‘We were brave sailormen / One two we fell / And then we stood again… / Roots, pale in September / And tender as memory’ (Ana Silvera, “Song For Daniel“)
Chamber music by candlelight sounds like a Christmas dream, doesn’t it? At least to some. And Ana’s musical stylings are just that – dreamy. The intimate setting of St. Pancras Old Church combines awe-inspiring architecture with old-fashioned folk storytelling traditions, set to beautiful, ethereal tones. Ana has a soft-spoken, warm, slightly shy stage presence which draws the audience in. This is a performance that feels warm, intimate – which is no wonder, as the church seats only the lucky few that were able to bag a ticket.
‘I saw spring uncombing her hair by the quays / Had a hundred score sailor men weak at the knees / She turned and she scattered the dandelion seeds / Made time’s pulse quicken and strain at the seams’
(Ana Silvera, “I Grew Up In A Room Small As A Penny”)
The acoustics of the small church helped the music stand out even more – Ana’s gorgeous vocals sounded grandiose within the old brick walls of the church. It was immediately clear that Ana is a skillful musician – as I watched her fingers dancing lightly across her guitar strings, I was struck by the realisation that this is an artist who has honed their craft over many years. The multi-talented singer-songwriter plays the piano and guitar as well as the harmonium.
For this intimate event, organised by the Green Note, Ana is supported by double bassist Jasper Høiby, as well as the Camden Voices choir. The evening starts off with Ana and Jasper’s quiet, dulcet tones filling the church.

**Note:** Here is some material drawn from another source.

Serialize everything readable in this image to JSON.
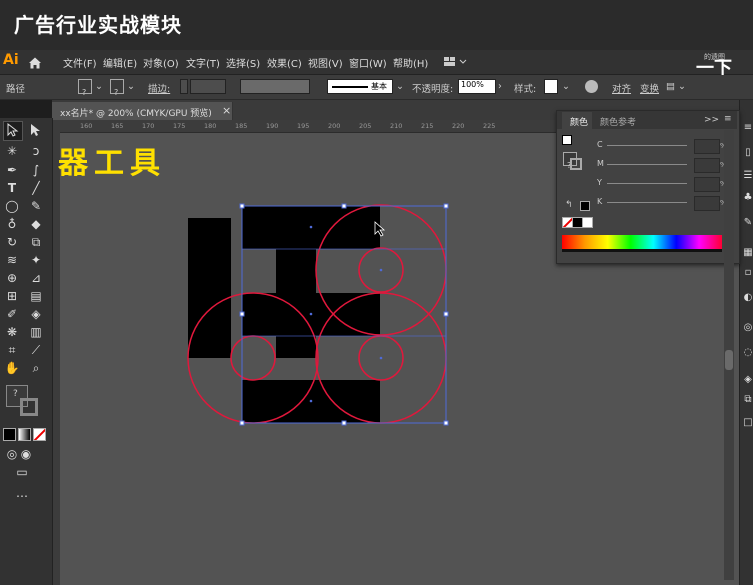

As Ana welcomed the choir onto the stage, their beautiful harmonies mingled perfectly with Ana’s crystal clear vocals.
Damn – Ana has range. And lyrically, her songwriting is unique, with beautiful depth and nuance to her pensive, soul-searching lyrics. She sings with a passion and vulnerability that adds urgency to her often raw, emotional lyrics. ‘She rubbed my joints with oil and rags / Until they shined like leather / She laboured till my blood began / To murmur like a river’ (Ana Silvera, Skeleton Song)
An accomplished composer, Ana was nominated for a British Composer Award in 2012. She’s a deeply creative artist, with inspirations and influences from a wide range of sources. Her sound and lyrics can best be described as alternative folk, building on folklore, tradition and myths. Performing an ancient Gaelic hymn, Ana makes the song sound timeless, mixing tradition and modernity in one. Blended with a beautiful, confident vocal style, entrancing choral lines and sweet, simple piano melodies, Ana’s sound is completely her own. Comparing her to any other singer is difficult, but imagine Fiona Apple, Kate Bush and Joni Mitchell weaved together in both harmony and conflict and you’ll have an idea of what Ana sounds like. For those of us lucky enough to spend the evening with Ana in St Pancras Old Church, this Christmas candlelit church performance was the perfect way to enter the dark winter period.